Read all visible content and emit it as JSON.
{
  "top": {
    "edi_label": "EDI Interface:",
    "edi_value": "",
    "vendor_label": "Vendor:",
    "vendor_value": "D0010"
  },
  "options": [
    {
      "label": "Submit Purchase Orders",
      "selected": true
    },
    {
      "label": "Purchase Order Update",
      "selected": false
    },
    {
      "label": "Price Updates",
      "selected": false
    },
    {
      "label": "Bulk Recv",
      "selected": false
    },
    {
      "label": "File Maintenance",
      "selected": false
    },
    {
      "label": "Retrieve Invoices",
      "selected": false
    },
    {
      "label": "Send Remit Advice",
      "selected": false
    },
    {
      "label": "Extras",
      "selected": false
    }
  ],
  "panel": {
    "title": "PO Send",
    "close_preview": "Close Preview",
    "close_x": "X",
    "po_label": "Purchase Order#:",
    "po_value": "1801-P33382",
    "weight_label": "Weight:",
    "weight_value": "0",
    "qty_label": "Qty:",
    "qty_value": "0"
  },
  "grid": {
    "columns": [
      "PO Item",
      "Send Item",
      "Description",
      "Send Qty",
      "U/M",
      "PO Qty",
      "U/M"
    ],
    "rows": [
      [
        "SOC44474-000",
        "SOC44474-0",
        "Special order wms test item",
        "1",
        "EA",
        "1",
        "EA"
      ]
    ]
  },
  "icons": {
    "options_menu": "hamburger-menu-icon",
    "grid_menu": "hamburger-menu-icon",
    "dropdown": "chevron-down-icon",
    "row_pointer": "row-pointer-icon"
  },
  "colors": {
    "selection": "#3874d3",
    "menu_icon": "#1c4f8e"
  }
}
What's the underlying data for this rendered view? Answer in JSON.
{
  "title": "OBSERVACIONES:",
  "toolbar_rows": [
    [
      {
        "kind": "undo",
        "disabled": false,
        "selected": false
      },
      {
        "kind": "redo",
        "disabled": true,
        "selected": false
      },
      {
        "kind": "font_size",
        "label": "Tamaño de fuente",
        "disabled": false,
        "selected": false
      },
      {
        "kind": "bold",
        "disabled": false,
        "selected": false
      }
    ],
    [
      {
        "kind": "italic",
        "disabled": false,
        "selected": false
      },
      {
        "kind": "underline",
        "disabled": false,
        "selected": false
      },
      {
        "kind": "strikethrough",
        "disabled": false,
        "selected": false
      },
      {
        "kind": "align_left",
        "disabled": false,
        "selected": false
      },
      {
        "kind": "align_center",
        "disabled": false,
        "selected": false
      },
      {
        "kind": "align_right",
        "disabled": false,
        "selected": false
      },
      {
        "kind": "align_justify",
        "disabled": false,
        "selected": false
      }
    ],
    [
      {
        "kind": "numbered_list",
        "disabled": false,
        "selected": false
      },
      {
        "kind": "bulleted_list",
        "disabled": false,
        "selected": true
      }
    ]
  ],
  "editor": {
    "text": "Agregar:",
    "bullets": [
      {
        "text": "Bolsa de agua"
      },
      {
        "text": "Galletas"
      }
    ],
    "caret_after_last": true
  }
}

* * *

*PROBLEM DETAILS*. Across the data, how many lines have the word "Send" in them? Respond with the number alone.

*SOLVED EXERCISE*. 4